The auditor general’s report found that for first applications for mental-health benefits over the past year, only 75 per cent of Veteran’s Affairs decisions were made within 16 weeks. That left almost 800 veterans waiting for more than three months.
The report also found long wait times at clinics that treated former soldiers.
The system is further strained by a larger number of new veterans from the Afghanistan war, Rimmer said.
“The government’s trying to help," he said. "But there are so many of them coming out at one time, that it’s pretty hard to keep up with everybody.
“It should be faster than what they’re doing.”
The wait for services can be devastating.

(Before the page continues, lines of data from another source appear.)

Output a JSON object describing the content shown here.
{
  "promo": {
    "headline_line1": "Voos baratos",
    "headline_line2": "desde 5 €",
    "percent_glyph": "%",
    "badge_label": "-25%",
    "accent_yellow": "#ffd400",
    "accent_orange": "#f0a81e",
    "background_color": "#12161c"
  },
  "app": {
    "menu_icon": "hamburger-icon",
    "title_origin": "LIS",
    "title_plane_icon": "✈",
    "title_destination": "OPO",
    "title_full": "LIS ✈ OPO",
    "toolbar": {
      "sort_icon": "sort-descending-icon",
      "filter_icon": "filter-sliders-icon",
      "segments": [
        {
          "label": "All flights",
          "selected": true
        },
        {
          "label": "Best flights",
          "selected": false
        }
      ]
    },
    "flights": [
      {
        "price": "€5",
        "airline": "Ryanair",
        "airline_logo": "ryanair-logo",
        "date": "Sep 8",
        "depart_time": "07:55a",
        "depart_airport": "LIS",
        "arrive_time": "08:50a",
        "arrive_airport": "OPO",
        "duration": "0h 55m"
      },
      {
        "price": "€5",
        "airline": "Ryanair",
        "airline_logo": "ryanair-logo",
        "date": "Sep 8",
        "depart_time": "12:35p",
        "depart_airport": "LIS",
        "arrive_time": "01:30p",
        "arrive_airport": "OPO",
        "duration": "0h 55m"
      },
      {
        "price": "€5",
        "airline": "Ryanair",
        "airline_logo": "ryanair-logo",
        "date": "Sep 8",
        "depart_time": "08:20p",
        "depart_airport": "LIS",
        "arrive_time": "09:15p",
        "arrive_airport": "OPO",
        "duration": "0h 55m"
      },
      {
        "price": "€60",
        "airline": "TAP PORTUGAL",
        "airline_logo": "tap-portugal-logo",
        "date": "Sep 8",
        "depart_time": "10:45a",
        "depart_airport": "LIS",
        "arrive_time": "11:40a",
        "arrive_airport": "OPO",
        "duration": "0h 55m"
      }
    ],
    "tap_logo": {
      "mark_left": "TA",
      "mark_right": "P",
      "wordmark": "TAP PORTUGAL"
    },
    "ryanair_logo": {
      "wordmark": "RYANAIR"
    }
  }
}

“The longer it takes the person to get the help he or she needs, the worse that they will get,” said Albertine Payne, a veteran who volunteers with Veterans Emergency Transition Services in Alberta.
The charity helps veterans who are homeless or at risk of becoming homeless.
Many former soldiers are either unaware that they might need mental health services, or reluctant to seek help, she said. When they do finally look to Veterans Affairs, they face more waiting.
“Sometimes it can take time, even as another veteran, to get their confidence that we are there to help.”
“They’ve separated from their families. They are at risk of being homeless.”